**TASK REQUIREMENTS**
Go through the data and say how many lines include the string "name"; return only the figure.

**GIVEN DATA**
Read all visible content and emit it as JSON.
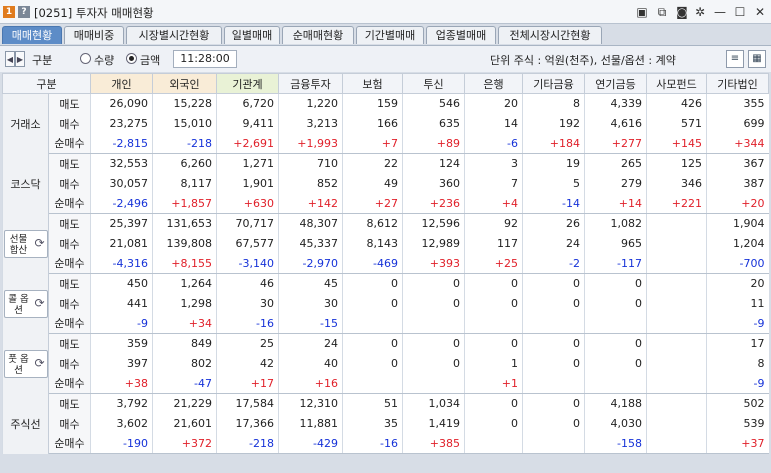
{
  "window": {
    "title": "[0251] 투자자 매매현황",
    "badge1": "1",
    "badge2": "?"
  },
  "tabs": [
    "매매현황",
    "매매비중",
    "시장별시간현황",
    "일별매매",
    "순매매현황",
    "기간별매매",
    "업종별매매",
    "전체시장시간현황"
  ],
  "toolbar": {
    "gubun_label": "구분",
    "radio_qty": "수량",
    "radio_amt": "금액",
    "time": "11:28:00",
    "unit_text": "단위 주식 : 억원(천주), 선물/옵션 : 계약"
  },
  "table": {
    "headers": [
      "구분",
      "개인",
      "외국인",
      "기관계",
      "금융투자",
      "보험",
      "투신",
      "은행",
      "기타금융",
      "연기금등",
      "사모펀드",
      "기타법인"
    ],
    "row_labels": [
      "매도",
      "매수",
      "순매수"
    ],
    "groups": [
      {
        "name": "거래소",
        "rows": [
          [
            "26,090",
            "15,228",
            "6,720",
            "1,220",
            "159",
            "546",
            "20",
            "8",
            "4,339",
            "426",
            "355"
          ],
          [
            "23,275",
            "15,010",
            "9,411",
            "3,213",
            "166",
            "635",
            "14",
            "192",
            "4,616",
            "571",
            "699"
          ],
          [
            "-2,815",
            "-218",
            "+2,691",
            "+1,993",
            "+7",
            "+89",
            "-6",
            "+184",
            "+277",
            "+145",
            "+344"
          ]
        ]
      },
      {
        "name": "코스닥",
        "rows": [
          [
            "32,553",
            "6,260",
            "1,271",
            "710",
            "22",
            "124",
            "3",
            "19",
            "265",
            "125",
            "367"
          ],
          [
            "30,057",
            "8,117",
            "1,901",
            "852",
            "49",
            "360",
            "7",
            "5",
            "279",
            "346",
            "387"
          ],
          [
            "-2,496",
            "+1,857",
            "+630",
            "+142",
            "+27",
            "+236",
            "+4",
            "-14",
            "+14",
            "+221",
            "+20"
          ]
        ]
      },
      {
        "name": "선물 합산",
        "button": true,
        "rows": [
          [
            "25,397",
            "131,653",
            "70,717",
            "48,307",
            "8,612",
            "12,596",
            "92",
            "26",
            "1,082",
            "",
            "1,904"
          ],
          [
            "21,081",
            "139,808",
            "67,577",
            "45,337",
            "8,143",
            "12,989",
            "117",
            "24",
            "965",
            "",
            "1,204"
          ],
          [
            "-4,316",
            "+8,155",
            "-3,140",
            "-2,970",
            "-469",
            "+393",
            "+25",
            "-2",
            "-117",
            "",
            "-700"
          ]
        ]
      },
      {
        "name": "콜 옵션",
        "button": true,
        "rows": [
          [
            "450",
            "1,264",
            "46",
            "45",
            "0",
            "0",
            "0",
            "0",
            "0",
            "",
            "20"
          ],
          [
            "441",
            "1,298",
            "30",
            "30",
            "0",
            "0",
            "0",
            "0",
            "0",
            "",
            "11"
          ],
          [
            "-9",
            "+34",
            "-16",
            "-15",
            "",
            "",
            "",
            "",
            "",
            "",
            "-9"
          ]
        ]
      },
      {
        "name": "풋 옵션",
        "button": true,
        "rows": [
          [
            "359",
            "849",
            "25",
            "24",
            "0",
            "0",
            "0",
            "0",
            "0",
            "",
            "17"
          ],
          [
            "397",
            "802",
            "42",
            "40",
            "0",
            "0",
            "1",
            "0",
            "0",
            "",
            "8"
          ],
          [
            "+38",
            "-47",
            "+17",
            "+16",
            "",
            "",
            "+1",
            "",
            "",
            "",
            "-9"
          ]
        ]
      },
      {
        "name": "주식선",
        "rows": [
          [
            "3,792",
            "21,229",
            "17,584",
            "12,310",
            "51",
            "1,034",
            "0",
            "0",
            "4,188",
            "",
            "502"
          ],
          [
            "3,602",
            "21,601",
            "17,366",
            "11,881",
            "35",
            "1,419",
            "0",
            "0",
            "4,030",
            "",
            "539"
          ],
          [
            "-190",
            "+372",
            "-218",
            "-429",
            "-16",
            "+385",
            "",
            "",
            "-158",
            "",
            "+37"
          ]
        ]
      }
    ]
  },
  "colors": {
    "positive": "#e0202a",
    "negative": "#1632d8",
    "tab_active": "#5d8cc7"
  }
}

**EXERCISE OUTPUT**
6